Don’t assume that because someone uses a wheelchair or has a visual impairment they will only be interested in making programmes about disability. They may well want to play hip hop or act in a drama. Equally someone who has no impairments may wish to be involved in making a disabilities action show – although it is always advisable to have at least partial input from people with disabilities into such shows.
The extent of your programming which is targeted at members of your community with disabilities is obviously up to you. We would suggest that one show per week is the bare minimum. At the opposite extreme is Glasgow’s VIP On Air, an on-line station which has won a five year licence. This is made by and for people who are blind or partially-sighted, and all programming is aimed specifically at them (see Voxbox 11.02). Most community radio stations find a balance between those poles. The content of your disability community shows might include:
- Welfare and services advice and news
- Listings and previews of special events and social occasions

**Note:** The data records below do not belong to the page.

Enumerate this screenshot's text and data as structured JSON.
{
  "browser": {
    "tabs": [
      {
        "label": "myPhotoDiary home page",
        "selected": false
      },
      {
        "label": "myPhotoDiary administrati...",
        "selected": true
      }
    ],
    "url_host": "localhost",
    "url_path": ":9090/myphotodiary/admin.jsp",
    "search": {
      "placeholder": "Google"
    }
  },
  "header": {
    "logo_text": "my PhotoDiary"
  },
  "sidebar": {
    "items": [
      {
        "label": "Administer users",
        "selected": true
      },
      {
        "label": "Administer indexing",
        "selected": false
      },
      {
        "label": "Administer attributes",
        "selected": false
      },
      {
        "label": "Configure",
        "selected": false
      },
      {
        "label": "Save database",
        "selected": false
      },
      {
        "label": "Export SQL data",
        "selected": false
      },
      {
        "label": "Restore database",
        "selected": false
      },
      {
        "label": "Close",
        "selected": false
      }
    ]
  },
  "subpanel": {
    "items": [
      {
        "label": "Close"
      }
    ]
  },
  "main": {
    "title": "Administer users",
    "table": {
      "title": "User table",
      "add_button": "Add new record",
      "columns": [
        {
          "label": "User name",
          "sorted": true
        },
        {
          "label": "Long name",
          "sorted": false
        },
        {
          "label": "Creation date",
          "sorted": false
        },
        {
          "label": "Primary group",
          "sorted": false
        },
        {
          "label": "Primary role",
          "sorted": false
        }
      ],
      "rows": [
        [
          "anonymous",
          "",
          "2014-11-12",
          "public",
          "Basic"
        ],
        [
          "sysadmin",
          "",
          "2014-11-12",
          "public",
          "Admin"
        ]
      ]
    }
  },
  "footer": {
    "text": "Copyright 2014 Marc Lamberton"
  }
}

- Feature programming about particular disabilities, campaigns, current affairs etc.
- Real stories from real people (see Box **)
- Issues surrounding caring and disabilities in the family
- Humour and comedy created by people with disabilities
- Involvement of special guests and celebrities with relevant experiences
- Talking newspapers and books for the visually impaired
Above all, your programming should be led by disabled people themselves. They know better than you what their needs and wishes are and where you can best help.
“Our station has had a huge impact in ways that we maybe didn’t think about in the beginning. Just simple things like blind people being able to access the daily newspapers at more or less the same time as everyone else means a huge amount to our listeners. Blind and visually impaired people have real problems finding employment – across the UK about 80% of adults of working age are unemployed. In a relatively short period of time we have helped 15 different people move on from the station into full-time employment or training which for us is a phenomenal achievement. We have broadcast from the Vision 2005 conference, which is the world’s leading conference on blind issues. We brought that conference directly to our listeners who could never have accessed that any other way. We even had a reporter accredited at the Gleneagles G8 Conference this year. Gill was the only blind reporter in the whole of the world’s press pack.” Kerryn Krige, Station Manager, VIP On Air
Further reading and links